TASK DETAILS> Every entry should be given again exactly, with nothing dropped.

[Page and application data records]
-- Opening Marker --
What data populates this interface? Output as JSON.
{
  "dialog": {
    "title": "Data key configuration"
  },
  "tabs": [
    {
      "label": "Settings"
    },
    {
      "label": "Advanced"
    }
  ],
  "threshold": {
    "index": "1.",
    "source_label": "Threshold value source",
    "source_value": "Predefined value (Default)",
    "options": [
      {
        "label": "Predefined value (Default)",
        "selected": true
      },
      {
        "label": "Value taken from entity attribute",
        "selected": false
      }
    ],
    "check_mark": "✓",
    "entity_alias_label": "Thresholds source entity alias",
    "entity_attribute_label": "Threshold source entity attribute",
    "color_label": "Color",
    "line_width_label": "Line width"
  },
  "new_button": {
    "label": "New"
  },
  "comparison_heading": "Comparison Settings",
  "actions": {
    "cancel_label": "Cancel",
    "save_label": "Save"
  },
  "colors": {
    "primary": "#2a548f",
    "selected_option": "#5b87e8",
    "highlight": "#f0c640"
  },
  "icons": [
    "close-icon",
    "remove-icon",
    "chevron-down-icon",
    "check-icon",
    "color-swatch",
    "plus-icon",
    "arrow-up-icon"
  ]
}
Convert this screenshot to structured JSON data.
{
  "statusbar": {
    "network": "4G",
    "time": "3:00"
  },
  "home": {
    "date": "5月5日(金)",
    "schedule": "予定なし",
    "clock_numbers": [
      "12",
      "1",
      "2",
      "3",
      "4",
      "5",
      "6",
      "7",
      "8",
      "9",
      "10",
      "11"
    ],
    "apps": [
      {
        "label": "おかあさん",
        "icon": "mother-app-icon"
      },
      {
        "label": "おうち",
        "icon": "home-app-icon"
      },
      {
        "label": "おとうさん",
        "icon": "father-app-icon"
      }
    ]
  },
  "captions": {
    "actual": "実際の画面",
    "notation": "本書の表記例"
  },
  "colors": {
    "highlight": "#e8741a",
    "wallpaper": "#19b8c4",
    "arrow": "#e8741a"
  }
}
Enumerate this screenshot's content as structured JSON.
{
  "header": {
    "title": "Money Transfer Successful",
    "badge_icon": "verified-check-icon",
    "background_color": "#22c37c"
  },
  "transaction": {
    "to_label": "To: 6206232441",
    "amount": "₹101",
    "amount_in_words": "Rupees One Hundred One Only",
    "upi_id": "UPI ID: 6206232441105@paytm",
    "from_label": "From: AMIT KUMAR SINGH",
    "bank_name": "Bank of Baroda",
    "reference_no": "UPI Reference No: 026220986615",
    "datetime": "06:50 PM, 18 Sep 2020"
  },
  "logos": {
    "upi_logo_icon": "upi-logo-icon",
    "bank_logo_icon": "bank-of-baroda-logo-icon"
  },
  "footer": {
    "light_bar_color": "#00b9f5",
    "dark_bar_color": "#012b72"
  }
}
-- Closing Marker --
WRITTEN ANSWER>
What data populates this interface? Output as JSON.
{
  "dialog": {
    "title": "Data key configuration"
  },
  "tabs": [
    {
      "label": "Settings"
    },
    {
      "label": "Advanced"
    }
  ],
  "threshold": {
    "index": "1.",
    "source_label": "Threshold value source",
    "source_value": "Predefined value (Default)",
    "options": [
      {
        "label": "Predefined value (Default)",
        "selected": true
      },
      {
        "label": "Value taken from entity attribute",
        "selected": false
      }
    ],
    "check_mark": "✓",
    "entity_alias_label": "Thresholds source entity alias",
    "entity_attribute_label": "Threshold source entity attribute",
    "color_label": "Color",
    "line_width_label": "Line width"
  },
  "new_button": {
    "label": "New"
  },
  "comparison_heading": "Comparison Settings",
  "actions": {
    "cancel_label": "Cancel",
    "save_label": "Save"
  },
  "colors": {
    "primary": "#2a548f",
    "selected_option": "#5b87e8",
    "highlight": "#f0c640"
  },
  "icons": [
    "close-icon",
    "remove-icon",
    "chevron-down-icon",
    "check-icon",
    "color-swatch",
    "plus-icon",
    "arrow-up-icon"
  ]
}
Convert this screenshot to structured JSON data.
{
  "statusbar": {
    "network": "4G",
    "time": "3:00"
  },
  "home": {
    "date": "5月5日(金)",
    "schedule": "予定なし",
    "clock_numbers": [
      "12",
      "1",
      "2",
      "3",
      "4",
      "5",
      "6",
      "7",
      "8",
      "9",
      "10",
      "11"
    ],
    "apps": [
      {
        "label": "おかあさん",
        "icon": "mother-app-icon"
      },
      {
        "label": "おうち",
        "icon": "home-app-icon"
      },
      {
        "label": "おとうさん",
        "icon": "father-app-icon"
      }
    ]
  },
  "captions": {
    "actual": "実際の画面",
    "notation": "本書の表記例"
  },
  "colors": {
    "highlight": "#e8741a",
    "wallpaper": "#19b8c4",
    "arrow": "#e8741a"
  }
}
Enumerate this screenshot's content as structured JSON.
{
  "header": {
    "title": "Money Transfer Successful",
    "badge_icon": "verified-check-icon",
    "background_color": "#22c37c"
  },
  "transaction": {
    "to_label": "To: 6206232441",
    "amount": "₹101",
    "amount_in_words": "Rupees One Hundred One Only",
    "upi_id": "UPI ID: 6206232441105@paytm",
    "from_label": "From: AMIT KUMAR SINGH",
    "bank_name": "Bank of Baroda",
    "reference_no": "UPI Reference No: 026220986615",
    "datetime": "06:50 PM, 18 Sep 2020"
  },
  "logos": {
    "upi_logo_icon": "upi-logo-icon",
    "bank_logo_icon": "bank-of-baroda-logo-icon"
  },
  "footer": {
    "light_bar_color": "#00b9f5",
    "dark_bar_color": "#012b72"
  }
}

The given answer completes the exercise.